Locate the word "value" in the material, then show every line that holds it.
--- RECORDED INFORMATION Enclosed Below ---
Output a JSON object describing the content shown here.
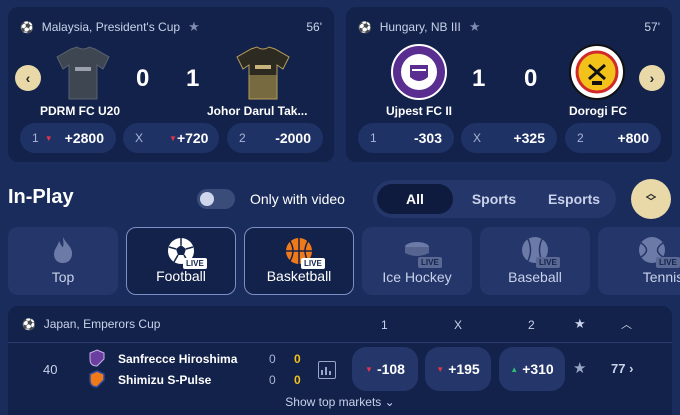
{
  "featured": [
    {
      "league": "Malaysia, President's Cup",
      "minute": "56'",
      "home": "PDRM FC U20",
      "away": "Johor Darul Tak...",
      "score_home": "0",
      "score_away": "1",
      "odds": [
        {
          "label": "1",
          "value": "+2800",
          "trend": "down"
        },
        {
          "label": "X",
          "value": "+720",
          "trend": "down"
        },
        {
          "label": "2",
          "value": "-2000",
          "trend": ""
        }
      ]
    },
    {
      "league": "Hungary, NB III",
      "minute": "57'",
      "home": "Ujpest FC II",
      "away": "Dorogi FC",
      "score_home": "1",
      "score_away": "0",
      "odds": [
        {
          "label": "1",
          "value": "-303",
          "trend": ""
        },
        {
          "label": "X",
          "value": "+325",
          "trend": ""
        },
        {
          "label": "2",
          "value": "+800",
          "trend": ""
        }
      ]
    }
  ],
  "inplay": {
    "title": "In-Play",
    "toggle_label": "Only with video",
    "segments": [
      "All",
      "Sports",
      "Esports"
    ],
    "active_segment": "All"
  },
  "sports": [
    {
      "label": "Top",
      "icon": "flame-icon",
      "live": false
    },
    {
      "label": "Football",
      "icon": "football-icon",
      "live": true,
      "selected": true
    },
    {
      "label": "Basketball",
      "icon": "basketball-icon",
      "live": true,
      "selected": true
    },
    {
      "label": "Ice Hockey",
      "icon": "puck-icon",
      "live": true
    },
    {
      "label": "Baseball",
      "icon": "baseball-icon",
      "live": true
    },
    {
      "label": "Tennis",
      "icon": "tennis-icon",
      "live": true
    }
  ],
  "live_badge": "LIVE",
  "league_section": {
    "league": "Japan, Emperors Cup",
    "col1": "1",
    "colX": "X",
    "col2": "2",
    "match": {
      "minute": "40",
      "home": "Sanfrecce Hiroshima",
      "away": "Shimizu S-Pulse",
      "home_goals": "0",
      "away_goals": "0",
      "home_corners": "0",
      "away_corners": "0",
      "odds": [
        {
          "value": "-108",
          "trend": "down"
        },
        {
          "value": "+195",
          "trend": "down"
        },
        {
          "value": "+310",
          "trend": "up"
        }
      ],
      "markets_count": "77"
    },
    "show_more": "Show top markets"
  },
  "colors": {
    "accent_gold": "#e9d9a8",
    "down": "#e0354b",
    "up": "#2fbf71",
    "orange": "#f07a1a"
  }
}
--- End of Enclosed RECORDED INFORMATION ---
_TASK OUTPUT_
          "value": "+2800",
          "value": "+720",
          "value": "-2000",
          "value": "-303",
          "value": "+325",
          "value": "+800",
          "value": "-108",
          "value": "+195",
          "value": "+310",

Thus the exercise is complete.